Neither Congress nor foreign legislatures have done anything about ridiculous user contracts for services like WiFi or cable that require consumers to sign long agreements with impenetrable legal language and clauses. It is a knowing effort by companies to impose highly disadvantageous terms in mountains of legalese. One company however has vividly demonstrated the scam to its credit. The WiFi company, Purple, inserted language in its standard contract that obligated consumers to clean toilets at festivals and clear sewer blockages. Some 22,000 people signed up.
The contract stated that these people are now legally required to perform 1000 hours of community service, including, but not limited to, cleaning toilets at festivals, scraping chewing gum off the streets and “manually relieving sewer blockages.” It was a funny gag but one with a serious point. The “community service clause” was meant by the company “to illustrate the lack of consumer awareness of what they are signing up to when they access free wifi.”
Despite the humor in such gags, it is a disgrace that there has not been greater effort to combat these knowingly complex and convoluted contracts.

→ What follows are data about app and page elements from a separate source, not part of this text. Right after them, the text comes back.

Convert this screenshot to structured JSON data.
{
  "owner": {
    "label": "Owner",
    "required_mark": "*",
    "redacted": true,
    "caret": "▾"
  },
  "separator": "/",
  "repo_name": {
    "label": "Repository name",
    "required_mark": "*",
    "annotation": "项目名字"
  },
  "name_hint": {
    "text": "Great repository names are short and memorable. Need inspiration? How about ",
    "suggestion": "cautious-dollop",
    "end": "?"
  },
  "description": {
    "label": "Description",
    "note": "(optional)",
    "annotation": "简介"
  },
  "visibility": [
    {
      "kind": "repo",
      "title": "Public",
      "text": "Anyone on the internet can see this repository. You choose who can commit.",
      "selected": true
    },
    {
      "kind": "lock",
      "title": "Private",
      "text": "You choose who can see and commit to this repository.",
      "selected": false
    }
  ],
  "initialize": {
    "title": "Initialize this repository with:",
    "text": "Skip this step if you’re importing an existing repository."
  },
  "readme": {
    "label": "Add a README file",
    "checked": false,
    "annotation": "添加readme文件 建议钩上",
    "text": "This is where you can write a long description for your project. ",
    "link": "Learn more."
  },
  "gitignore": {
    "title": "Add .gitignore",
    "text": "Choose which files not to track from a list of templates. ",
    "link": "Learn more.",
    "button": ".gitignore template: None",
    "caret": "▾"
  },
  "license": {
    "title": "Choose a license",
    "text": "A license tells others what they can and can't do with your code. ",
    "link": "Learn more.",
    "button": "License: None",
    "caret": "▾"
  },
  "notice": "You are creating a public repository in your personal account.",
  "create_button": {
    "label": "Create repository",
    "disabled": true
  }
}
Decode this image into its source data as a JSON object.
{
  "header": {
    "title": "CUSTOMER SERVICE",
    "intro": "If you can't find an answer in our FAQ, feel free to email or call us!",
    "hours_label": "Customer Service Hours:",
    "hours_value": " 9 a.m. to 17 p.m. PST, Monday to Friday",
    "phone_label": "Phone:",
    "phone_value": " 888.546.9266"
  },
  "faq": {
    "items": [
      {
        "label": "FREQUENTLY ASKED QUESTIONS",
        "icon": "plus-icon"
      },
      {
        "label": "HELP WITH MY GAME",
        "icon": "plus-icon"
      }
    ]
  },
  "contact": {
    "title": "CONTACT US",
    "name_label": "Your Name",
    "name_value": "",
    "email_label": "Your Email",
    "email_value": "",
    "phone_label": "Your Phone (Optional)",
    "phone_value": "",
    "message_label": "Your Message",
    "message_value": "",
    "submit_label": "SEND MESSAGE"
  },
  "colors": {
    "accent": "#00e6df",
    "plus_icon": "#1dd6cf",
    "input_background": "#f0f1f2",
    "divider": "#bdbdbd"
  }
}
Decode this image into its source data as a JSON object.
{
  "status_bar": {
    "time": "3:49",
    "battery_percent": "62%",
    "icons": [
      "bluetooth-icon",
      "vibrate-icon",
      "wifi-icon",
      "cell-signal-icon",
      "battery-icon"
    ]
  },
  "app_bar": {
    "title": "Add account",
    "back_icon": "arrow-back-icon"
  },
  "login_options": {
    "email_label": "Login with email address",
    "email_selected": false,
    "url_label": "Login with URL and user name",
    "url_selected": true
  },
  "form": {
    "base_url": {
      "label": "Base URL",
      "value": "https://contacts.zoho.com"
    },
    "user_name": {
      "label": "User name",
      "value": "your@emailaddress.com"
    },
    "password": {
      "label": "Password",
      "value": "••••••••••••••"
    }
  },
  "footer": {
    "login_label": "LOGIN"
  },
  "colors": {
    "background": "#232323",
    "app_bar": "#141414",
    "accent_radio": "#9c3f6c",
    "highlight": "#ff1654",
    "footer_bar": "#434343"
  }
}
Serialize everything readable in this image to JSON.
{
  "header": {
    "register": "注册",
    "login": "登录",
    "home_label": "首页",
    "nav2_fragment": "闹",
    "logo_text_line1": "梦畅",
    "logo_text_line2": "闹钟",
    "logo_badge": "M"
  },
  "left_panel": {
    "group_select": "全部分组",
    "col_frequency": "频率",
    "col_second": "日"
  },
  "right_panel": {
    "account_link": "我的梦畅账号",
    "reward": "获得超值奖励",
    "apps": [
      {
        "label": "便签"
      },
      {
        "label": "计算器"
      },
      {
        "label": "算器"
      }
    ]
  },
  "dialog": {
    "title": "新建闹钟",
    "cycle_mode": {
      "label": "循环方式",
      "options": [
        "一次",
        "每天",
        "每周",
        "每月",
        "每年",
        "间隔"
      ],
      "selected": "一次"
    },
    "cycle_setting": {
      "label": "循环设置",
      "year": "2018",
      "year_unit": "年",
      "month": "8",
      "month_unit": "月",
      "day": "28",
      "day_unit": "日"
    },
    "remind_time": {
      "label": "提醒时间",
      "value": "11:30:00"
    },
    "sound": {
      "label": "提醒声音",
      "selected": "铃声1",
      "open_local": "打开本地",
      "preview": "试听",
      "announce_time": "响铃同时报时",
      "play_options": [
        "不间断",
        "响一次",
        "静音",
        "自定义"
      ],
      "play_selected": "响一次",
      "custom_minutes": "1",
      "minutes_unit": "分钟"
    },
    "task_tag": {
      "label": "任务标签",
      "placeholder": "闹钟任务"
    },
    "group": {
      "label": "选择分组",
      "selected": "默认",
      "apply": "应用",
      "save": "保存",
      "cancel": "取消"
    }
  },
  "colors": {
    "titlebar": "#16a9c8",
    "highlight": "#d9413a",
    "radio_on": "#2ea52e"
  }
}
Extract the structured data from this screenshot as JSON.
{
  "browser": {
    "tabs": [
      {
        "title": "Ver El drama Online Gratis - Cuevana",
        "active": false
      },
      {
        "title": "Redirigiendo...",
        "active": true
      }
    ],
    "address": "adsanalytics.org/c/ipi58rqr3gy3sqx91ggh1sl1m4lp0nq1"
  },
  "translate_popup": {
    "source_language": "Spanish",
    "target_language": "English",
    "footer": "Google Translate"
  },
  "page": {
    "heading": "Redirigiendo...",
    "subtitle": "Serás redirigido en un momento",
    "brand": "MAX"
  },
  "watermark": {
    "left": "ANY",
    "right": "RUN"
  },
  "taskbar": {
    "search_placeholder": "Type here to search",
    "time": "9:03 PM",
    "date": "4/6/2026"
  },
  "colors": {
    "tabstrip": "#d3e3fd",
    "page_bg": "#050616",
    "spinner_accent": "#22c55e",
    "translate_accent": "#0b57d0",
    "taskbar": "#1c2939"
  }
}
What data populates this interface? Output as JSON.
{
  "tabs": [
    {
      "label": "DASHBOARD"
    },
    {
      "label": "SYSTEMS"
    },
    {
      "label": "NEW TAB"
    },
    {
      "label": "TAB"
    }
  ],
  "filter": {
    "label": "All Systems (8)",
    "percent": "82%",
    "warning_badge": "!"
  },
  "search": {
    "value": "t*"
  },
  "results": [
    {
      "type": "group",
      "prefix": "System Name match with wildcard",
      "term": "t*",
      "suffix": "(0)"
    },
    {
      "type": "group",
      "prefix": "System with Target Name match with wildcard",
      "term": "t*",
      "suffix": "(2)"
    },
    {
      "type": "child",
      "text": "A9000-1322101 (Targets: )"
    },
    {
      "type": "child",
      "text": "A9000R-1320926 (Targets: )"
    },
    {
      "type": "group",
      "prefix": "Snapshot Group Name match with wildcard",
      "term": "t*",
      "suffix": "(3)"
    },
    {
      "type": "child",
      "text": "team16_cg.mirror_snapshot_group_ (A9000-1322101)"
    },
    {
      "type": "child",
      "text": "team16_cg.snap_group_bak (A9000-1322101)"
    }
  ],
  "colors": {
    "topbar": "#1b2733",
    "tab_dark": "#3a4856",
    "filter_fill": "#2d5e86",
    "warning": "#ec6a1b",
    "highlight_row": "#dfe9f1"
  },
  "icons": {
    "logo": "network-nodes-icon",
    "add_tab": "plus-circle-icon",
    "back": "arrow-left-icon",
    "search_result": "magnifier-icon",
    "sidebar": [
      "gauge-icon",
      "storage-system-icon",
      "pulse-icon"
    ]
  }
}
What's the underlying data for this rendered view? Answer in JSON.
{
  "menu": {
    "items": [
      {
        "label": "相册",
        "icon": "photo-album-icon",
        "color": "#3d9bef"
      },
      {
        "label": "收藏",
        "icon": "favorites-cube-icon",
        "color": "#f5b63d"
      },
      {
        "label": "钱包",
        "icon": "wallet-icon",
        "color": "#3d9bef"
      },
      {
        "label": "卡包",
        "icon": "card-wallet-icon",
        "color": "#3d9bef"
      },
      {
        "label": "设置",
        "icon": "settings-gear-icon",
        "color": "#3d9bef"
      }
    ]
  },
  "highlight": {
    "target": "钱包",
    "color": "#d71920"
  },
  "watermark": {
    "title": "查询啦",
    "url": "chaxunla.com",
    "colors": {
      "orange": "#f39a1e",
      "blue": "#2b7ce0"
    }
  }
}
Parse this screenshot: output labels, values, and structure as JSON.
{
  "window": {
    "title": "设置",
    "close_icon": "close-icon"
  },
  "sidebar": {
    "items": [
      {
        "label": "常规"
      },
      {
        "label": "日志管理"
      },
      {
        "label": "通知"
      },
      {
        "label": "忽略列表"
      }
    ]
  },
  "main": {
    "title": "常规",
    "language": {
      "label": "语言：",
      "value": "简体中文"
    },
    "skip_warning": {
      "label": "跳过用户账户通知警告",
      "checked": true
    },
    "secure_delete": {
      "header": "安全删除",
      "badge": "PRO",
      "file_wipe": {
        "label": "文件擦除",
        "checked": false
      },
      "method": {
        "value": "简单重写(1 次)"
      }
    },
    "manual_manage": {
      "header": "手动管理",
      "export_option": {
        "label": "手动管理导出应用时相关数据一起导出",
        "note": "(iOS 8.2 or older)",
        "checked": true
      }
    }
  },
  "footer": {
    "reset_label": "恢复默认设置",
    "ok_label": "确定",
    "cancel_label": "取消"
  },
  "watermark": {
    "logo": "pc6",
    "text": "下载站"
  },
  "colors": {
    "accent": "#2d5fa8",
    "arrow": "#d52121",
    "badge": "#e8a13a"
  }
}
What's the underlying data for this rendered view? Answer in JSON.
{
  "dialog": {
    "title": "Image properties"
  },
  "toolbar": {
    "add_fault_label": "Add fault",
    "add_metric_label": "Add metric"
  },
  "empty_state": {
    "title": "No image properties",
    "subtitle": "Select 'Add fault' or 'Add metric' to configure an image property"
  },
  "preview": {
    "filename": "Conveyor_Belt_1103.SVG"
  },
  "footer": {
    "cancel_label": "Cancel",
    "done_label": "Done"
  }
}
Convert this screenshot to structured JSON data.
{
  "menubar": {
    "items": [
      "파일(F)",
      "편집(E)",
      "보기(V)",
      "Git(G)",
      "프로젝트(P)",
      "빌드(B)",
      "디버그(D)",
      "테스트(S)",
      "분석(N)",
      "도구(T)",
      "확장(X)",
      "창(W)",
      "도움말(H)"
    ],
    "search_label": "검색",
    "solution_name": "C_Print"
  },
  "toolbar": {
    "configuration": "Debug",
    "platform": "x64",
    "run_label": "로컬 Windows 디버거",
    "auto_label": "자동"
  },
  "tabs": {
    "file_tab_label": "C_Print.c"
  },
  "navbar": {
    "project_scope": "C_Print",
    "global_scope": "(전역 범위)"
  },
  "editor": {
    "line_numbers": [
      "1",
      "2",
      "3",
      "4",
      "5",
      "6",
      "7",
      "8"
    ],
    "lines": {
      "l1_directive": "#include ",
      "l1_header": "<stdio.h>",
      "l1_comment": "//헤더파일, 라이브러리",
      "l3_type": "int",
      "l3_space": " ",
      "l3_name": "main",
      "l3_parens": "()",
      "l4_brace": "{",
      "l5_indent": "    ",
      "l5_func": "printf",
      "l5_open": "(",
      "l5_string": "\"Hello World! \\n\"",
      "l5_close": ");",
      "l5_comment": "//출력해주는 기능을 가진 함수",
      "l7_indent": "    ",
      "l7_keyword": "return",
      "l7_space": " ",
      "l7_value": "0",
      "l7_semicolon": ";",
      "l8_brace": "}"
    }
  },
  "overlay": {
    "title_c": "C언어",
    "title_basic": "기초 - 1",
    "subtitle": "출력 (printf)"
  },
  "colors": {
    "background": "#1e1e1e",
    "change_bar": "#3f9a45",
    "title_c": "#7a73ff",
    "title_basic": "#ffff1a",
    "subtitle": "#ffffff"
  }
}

Of course, the more chilling question is who many would knowingly balance great WiFi against their eldest child.